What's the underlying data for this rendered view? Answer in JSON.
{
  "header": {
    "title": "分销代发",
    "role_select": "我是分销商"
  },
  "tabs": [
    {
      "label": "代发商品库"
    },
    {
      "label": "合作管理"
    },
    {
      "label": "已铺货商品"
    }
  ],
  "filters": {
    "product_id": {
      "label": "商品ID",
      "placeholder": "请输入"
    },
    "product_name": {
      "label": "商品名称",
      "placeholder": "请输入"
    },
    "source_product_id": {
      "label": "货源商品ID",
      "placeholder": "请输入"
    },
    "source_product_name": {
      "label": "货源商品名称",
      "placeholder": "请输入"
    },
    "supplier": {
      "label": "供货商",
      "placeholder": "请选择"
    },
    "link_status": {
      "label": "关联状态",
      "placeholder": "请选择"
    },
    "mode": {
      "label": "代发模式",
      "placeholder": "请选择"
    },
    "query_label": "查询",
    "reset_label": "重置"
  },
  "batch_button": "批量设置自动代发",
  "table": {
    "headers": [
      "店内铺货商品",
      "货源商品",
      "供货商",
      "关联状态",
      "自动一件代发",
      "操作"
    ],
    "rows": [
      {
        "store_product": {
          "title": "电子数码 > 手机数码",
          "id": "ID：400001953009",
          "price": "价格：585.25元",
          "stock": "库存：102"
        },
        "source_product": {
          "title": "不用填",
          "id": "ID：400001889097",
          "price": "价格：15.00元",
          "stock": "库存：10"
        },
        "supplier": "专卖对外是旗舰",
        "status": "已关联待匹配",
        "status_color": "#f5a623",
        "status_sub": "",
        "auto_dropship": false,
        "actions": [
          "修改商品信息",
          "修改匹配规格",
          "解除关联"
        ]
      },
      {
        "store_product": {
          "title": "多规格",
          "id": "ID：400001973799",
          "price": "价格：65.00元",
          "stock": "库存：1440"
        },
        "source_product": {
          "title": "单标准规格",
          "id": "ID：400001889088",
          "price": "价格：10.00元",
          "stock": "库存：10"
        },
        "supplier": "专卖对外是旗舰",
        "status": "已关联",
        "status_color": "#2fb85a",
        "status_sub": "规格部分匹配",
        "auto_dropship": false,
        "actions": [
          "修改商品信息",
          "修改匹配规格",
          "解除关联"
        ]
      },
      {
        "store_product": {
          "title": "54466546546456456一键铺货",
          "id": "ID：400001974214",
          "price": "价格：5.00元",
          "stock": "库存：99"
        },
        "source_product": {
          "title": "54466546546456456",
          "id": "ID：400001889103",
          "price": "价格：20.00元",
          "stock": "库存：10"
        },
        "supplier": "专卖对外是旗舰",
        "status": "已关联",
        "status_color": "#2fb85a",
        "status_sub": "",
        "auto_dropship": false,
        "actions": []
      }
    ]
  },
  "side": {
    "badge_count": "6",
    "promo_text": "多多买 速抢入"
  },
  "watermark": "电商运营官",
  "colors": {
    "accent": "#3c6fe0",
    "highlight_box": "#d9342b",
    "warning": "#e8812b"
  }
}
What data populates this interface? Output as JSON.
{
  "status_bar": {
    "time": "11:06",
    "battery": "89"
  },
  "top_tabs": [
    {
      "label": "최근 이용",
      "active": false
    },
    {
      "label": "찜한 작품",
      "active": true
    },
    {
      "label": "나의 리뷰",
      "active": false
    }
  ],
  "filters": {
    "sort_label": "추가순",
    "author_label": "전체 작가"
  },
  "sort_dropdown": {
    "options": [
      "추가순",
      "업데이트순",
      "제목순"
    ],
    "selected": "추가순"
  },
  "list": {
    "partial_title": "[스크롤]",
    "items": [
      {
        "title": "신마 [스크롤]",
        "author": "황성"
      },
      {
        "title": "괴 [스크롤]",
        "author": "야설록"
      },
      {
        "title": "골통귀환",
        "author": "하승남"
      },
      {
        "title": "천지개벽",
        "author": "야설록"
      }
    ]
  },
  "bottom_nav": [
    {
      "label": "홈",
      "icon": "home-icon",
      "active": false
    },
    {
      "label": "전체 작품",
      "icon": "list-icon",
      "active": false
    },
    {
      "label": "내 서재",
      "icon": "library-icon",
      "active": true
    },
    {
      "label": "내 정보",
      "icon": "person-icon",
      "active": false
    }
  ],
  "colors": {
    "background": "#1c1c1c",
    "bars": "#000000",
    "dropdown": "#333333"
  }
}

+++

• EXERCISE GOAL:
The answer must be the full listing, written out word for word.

• SOLUTION FOR THIS EXERCISE:
What's the underlying data for this rendered view? Answer in JSON.
{
  "header": {
    "title": "分销代发",
    "role_select": "我是分销商"
  },
  "tabs": [
    {
      "label": "代发商品库"
    },
    {
      "label": "合作管理"
    },
    {
      "label": "已铺货商品"
    }
  ],
  "filters": {
    "product_id": {
      "label": "商品ID",
      "placeholder": "请输入"
    },
    "product_name": {
      "label": "商品名称",
      "placeholder": "请输入"
    },
    "source_product_id": {
      "label": "货源商品ID",
      "placeholder": "请输入"
    },
    "source_product_name": {
      "label": "货源商品名称",
      "placeholder": "请输入"
    },
    "supplier": {
      "label": "供货商",
      "placeholder": "请选择"
    },
    "link_status": {
      "label": "关联状态",
      "placeholder": "请选择"
    },
    "mode": {
      "label": "代发模式",
      "placeholder": "请选择"
    },
    "query_label": "查询",
    "reset_label": "重置"
  },
  "batch_button": "批量设置自动代发",
  "table": {
    "headers": [
      "店内铺货商品",
      "货源商品",
      "供货商",
      "关联状态",
      "自动一件代发",
      "操作"
    ],
    "rows": [
      {
        "store_product": {
          "title": "电子数码 > 手机数码",
          "id": "ID：400001953009",
          "price": "价格：585.25元",
          "stock": "库存：102"
        },
        "source_product": {
          "title": "不用填",
          "id": "ID：400001889097",
          "price": "价格：15.00元",
          "stock": "库存：10"
        },
        "supplier": "专卖对外是旗舰",
        "status": "已关联待匹配",
        "status_color": "#f5a623",
        "status_sub": "",
        "auto_dropship": false,
        "actions": [
          "修改商品信息",
          "修改匹配规格",
          "解除关联"
        ]
      },
      {
        "store_product": {
          "title": "多规格",
          "id": "ID：400001973799",
          "price": "价格：65.00元",
          "stock": "库存：1440"
        },
        "source_product": {
          "title": "单标准规格",
          "id": "ID：400001889088",
          "price": "价格：10.00元",
          "stock": "库存：10"
        },
        "supplier": "专卖对外是旗舰",
        "status": "已关联",
        "status_color": "#2fb85a",
        "status_sub": "规格部分匹配",
        "auto_dropship": false,
        "actions": [
          "修改商品信息",
          "修改匹配规格",
          "解除关联"
        ]
      },
      {
        "store_product": {
          "title": "54466546546456456一键铺货",
          "id": "ID：400001974214",
          "price": "价格：5.00元",
          "stock": "库存：99"
        },
        "source_product": {
          "title": "54466546546456456",
          "id": "ID：400001889103",
          "price": "价格：20.00元",
          "stock": "库存：10"
        },
        "supplier": "专卖对外是旗舰",
        "status": "已关联",
        "status_color": "#2fb85a",
        "status_sub": "",
        "auto_dropship": false,
        "actions": []
      }
    ]
  },
  "side": {
    "badge_count": "6",
    "promo_text": "多多买 速抢入"
  },
  "watermark": "电商运营官",
  "colors": {
    "accent": "#3c6fe0",
    "highlight_box": "#d9342b",
    "warning": "#e8812b"
  }
}
What data populates this interface? Output as JSON.
{
  "status_bar": {
    "time": "11:06",
    "battery": "89"
  },
  "top_tabs": [
    {
      "label": "최근 이용",
      "active": false
    },
    {
      "label": "찜한 작품",
      "active": true
    },
    {
      "label": "나의 리뷰",
      "active": false
    }
  ],
  "filters": {
    "sort_label": "추가순",
    "author_label": "전체 작가"
  },
  "sort_dropdown": {
    "options": [
      "추가순",
      "업데이트순",
      "제목순"
    ],
    "selected": "추가순"
  },
  "list": {
    "partial_title": "[스크롤]",
    "items": [
      {
        "title": "신마 [스크롤]",
        "author": "황성"
      },
      {
        "title": "괴 [스크롤]",
        "author": "야설록"
      },
      {
        "title": "골통귀환",
        "author": "하승남"
      },
      {
        "title": "천지개벽",
        "author": "야설록"
      }
    ]
  },
  "bottom_nav": [
    {
      "label": "홈",
      "icon": "home-icon",
      "active": false
    },
    {
      "label": "전체 작품",
      "icon": "list-icon",
      "active": false
    },
    {
      "label": "내 서재",
      "icon": "library-icon",
      "active": true
    },
    {
      "label": "내 정보",
      "icon": "person-icon",
      "active": false
    }
  ],
  "colors": {
    "background": "#1c1c1c",
    "bars": "#000000",
    "dropdown": "#333333"
  }
}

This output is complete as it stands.